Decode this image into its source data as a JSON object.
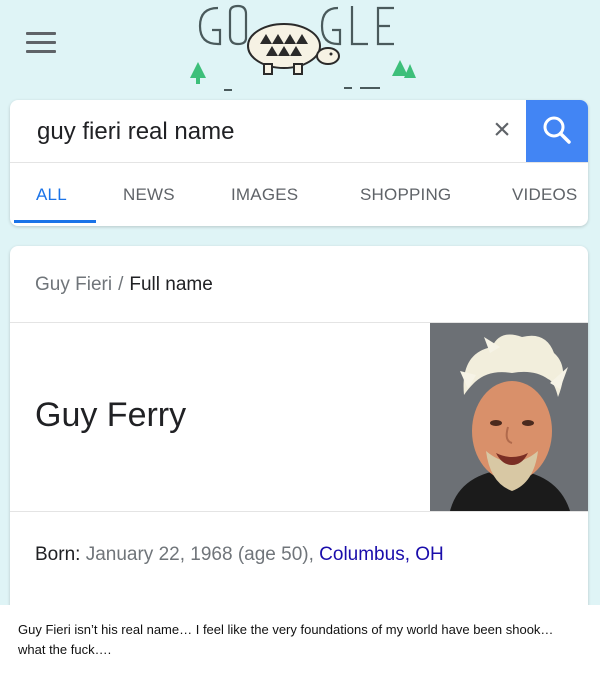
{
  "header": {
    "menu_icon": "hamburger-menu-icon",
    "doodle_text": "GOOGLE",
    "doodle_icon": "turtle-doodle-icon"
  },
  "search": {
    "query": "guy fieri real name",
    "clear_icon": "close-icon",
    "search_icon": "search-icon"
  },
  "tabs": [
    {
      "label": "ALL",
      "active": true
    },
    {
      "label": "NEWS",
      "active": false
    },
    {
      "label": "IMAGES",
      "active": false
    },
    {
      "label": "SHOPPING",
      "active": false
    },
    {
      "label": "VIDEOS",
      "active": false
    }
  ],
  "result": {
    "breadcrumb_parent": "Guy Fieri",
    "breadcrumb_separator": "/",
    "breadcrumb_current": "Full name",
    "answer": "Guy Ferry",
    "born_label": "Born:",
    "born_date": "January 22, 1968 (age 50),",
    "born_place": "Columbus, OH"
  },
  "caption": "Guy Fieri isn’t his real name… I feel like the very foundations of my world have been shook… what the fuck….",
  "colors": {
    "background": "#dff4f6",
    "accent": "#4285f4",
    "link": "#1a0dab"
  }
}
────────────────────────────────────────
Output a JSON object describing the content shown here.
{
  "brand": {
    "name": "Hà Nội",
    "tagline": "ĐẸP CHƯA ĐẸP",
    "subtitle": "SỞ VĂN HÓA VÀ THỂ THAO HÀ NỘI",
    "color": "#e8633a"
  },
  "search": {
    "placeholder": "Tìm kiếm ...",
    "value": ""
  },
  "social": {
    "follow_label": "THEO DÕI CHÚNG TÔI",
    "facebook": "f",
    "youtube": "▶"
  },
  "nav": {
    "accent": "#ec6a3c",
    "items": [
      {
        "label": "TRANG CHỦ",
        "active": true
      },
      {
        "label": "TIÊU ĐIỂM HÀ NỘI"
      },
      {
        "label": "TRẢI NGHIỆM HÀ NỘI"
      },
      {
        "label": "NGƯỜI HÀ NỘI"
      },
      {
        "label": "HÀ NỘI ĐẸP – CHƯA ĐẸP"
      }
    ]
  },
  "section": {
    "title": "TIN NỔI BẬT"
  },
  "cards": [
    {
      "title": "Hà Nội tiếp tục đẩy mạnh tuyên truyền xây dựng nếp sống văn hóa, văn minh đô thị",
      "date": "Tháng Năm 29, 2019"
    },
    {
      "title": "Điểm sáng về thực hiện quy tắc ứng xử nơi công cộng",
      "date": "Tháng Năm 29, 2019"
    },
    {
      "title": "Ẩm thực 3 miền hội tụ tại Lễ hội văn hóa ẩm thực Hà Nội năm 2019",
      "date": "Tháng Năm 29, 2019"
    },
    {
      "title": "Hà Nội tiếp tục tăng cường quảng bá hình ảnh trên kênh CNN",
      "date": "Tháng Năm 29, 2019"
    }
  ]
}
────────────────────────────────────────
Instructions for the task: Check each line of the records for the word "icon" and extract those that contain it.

Solved exercise:
    "menu_icon": "hamburger-menu-icon",
    "doodle_icon": "turtle-doodle-icon"
    "clear_icon": "close-icon",
    "search_icon": "search-icon"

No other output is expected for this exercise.